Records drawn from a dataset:
──────────

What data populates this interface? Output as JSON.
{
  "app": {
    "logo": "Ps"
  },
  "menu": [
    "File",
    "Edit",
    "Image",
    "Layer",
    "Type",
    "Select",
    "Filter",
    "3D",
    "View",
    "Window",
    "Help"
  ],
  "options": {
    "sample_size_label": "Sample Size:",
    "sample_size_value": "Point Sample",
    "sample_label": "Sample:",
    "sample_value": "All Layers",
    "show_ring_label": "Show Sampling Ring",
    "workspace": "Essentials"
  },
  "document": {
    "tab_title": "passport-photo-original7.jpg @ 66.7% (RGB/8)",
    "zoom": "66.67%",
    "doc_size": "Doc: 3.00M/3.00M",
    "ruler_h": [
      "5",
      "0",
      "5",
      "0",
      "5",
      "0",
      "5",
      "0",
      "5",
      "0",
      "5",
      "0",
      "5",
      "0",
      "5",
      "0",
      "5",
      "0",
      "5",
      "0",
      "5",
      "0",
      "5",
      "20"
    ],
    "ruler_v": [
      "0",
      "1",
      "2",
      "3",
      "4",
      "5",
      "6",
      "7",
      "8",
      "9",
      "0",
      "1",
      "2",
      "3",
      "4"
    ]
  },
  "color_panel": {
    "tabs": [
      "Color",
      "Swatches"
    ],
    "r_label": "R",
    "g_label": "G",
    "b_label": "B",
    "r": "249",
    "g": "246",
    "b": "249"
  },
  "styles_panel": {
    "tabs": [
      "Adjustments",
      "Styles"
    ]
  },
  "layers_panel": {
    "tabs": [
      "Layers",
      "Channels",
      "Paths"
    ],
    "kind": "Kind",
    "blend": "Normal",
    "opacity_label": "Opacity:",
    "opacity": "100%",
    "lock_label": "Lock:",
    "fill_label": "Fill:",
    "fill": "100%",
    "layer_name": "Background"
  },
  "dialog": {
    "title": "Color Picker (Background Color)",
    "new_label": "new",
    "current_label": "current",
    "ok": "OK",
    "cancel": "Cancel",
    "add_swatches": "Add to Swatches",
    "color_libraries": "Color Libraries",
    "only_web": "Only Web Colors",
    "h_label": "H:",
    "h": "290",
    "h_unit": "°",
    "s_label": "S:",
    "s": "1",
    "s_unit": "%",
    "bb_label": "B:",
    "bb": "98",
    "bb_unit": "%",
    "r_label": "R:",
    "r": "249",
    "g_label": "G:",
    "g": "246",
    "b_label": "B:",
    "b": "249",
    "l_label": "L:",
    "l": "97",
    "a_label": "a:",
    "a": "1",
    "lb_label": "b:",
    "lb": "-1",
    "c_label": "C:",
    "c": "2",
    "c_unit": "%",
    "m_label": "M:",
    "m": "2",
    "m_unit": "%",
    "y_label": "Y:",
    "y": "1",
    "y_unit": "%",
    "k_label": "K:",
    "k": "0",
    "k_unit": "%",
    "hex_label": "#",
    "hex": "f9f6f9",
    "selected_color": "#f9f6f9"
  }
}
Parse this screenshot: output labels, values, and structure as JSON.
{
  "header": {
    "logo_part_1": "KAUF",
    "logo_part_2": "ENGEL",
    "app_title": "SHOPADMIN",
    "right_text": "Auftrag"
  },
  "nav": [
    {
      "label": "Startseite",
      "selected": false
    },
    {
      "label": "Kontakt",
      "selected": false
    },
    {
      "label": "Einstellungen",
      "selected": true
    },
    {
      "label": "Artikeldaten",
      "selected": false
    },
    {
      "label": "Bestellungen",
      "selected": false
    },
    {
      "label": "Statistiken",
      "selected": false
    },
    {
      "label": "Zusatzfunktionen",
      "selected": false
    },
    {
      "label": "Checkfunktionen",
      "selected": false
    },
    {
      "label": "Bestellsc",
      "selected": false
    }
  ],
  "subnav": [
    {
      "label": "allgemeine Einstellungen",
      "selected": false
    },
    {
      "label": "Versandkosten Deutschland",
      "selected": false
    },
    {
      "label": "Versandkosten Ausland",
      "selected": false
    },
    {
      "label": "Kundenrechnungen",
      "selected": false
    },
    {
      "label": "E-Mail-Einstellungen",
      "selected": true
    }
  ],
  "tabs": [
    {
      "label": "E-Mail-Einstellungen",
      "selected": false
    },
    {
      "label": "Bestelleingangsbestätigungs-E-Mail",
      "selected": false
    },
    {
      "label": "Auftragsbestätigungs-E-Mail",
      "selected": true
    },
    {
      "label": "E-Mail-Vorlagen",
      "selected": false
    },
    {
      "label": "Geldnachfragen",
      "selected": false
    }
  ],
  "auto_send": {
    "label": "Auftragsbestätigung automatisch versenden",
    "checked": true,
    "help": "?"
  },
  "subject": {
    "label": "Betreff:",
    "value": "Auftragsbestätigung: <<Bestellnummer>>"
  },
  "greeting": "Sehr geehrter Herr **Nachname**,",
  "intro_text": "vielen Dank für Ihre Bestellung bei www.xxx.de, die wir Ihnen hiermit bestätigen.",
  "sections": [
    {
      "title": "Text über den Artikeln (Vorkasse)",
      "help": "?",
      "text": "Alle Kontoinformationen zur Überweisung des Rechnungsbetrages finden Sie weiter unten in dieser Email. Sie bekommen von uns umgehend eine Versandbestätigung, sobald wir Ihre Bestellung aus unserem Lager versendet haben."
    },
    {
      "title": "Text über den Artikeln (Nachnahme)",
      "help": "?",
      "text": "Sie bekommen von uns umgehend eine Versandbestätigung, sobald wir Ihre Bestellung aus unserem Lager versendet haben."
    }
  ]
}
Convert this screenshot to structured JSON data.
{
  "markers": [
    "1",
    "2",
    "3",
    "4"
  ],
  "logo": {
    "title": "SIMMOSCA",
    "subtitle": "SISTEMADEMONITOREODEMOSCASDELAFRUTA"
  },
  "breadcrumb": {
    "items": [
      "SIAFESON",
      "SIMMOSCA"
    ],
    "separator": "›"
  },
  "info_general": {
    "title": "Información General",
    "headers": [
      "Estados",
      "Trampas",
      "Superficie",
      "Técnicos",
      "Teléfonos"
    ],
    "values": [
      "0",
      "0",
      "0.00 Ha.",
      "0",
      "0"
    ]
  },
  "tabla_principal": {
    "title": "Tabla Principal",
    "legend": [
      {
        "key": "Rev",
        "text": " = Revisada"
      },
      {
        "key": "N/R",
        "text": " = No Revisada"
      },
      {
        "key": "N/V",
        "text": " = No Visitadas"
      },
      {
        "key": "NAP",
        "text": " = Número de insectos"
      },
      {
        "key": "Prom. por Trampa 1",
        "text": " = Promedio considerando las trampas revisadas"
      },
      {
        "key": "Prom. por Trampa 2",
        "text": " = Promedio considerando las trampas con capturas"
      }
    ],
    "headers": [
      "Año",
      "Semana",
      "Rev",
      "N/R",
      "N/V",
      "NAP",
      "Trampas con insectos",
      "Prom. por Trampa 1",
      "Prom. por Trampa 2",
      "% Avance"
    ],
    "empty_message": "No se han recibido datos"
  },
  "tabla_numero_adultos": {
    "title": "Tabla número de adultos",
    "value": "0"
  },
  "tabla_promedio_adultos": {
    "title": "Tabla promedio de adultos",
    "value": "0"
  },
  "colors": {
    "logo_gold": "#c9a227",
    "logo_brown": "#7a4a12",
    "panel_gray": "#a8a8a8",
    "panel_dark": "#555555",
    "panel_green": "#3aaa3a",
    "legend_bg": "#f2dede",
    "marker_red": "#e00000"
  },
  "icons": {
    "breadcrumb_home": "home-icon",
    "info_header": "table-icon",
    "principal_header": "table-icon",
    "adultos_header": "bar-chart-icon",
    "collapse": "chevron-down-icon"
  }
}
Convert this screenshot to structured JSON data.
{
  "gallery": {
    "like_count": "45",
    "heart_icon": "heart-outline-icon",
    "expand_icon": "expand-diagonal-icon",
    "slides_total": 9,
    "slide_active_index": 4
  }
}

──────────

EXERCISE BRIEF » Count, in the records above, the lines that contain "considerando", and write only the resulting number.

RESPONSE TO THIS TASK » 2